PROBLEM REQUIREMENTS: Write out the lines starting at the one that holds "What's the underlying" and ending with the final line of the data, exactly and with no others.

EXCERPTED RECORDS:
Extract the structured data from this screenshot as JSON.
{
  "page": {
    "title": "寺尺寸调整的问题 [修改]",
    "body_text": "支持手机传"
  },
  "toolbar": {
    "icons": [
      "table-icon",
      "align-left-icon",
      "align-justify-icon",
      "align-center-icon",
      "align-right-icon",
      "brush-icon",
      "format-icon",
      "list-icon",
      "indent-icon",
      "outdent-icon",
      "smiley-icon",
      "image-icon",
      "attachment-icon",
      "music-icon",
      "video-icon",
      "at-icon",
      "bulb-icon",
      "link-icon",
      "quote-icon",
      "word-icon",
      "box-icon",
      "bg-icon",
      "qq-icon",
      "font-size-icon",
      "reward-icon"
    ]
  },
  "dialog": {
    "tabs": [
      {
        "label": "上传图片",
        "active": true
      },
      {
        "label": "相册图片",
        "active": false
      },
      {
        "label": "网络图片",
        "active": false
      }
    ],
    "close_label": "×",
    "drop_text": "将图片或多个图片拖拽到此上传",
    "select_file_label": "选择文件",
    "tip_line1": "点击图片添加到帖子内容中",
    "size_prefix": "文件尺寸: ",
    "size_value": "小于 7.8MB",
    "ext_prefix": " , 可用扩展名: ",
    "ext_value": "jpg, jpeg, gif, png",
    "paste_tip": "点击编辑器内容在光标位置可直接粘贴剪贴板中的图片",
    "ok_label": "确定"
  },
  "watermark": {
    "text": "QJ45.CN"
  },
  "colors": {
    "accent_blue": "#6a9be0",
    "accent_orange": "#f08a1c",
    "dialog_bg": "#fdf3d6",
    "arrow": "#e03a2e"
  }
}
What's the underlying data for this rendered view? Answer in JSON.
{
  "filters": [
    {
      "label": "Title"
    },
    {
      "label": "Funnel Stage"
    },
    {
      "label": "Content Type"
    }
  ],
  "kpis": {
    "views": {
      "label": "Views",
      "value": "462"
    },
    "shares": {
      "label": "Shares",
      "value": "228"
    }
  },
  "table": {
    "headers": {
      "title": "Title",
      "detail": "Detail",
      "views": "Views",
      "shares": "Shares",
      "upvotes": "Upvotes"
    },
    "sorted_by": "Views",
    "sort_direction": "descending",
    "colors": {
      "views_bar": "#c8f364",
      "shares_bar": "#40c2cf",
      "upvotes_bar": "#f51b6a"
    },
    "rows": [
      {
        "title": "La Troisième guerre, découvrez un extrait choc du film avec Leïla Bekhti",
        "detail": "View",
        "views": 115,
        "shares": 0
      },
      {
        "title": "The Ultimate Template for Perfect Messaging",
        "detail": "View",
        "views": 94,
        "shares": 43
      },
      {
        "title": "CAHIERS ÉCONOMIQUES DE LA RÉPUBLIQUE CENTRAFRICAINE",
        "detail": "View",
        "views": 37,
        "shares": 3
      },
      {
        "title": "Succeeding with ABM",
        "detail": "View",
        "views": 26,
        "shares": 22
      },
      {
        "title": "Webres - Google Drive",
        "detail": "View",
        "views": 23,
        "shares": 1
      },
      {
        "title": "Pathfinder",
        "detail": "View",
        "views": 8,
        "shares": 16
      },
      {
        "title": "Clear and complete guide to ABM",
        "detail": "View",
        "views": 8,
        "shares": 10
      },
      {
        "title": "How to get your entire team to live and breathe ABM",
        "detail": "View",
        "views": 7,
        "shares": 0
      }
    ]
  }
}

RESULT:
What's the underlying data for this rendered view? Answer in JSON.
{
  "filters": [
    {
      "label": "Title"
    },
    {
      "label": "Funnel Stage"
    },
    {
      "label": "Content Type"
    }
  ],
  "kpis": {
    "views": {
      "label": "Views",
      "value": "462"
    },
    "shares": {
      "label": "Shares",
      "value": "228"
    }
  },
  "table": {
    "headers": {
      "title": "Title",
      "detail": "Detail",
      "views": "Views",
      "shares": "Shares",
      "upvotes": "Upvotes"
    },
    "sorted_by": "Views",
    "sort_direction": "descending",
    "colors": {
      "views_bar": "#c8f364",
      "shares_bar": "#40c2cf",
      "upvotes_bar": "#f51b6a"
    },
    "rows": [
      {
        "title": "La Troisième guerre, découvrez un extrait choc du film avec Leïla Bekhti",
        "detail": "View",
        "views": 115,
        "shares": 0
      },
      {
        "title": "The Ultimate Template for Perfect Messaging",
        "detail": "View",
        "views": 94,
        "shares": 43
      },
      {
        "title": "CAHIERS ÉCONOMIQUES DE LA RÉPUBLIQUE CENTRAFRICAINE",
        "detail": "View",
        "views": 37,
        "shares": 3
      },
      {
        "title": "Succeeding with ABM",
        "detail": "View",
        "views": 26,
        "shares": 22
      },
      {
        "title": "Webres - Google Drive",
        "detail": "View",
        "views": 23,
        "shares": 1
      },
      {
        "title": "Pathfinder",
        "detail": "View",
        "views": 8,
        "shares": 16
      },
      {
        "title": "Clear and complete guide to ABM",
        "detail": "View",
        "views": 8,
        "shares": 10
      },
      {
        "title": "How to get your entire team to live and breathe ABM",
        "detail": "View",
        "views": 7,
        "shares": 0
      }
    ]
  }
}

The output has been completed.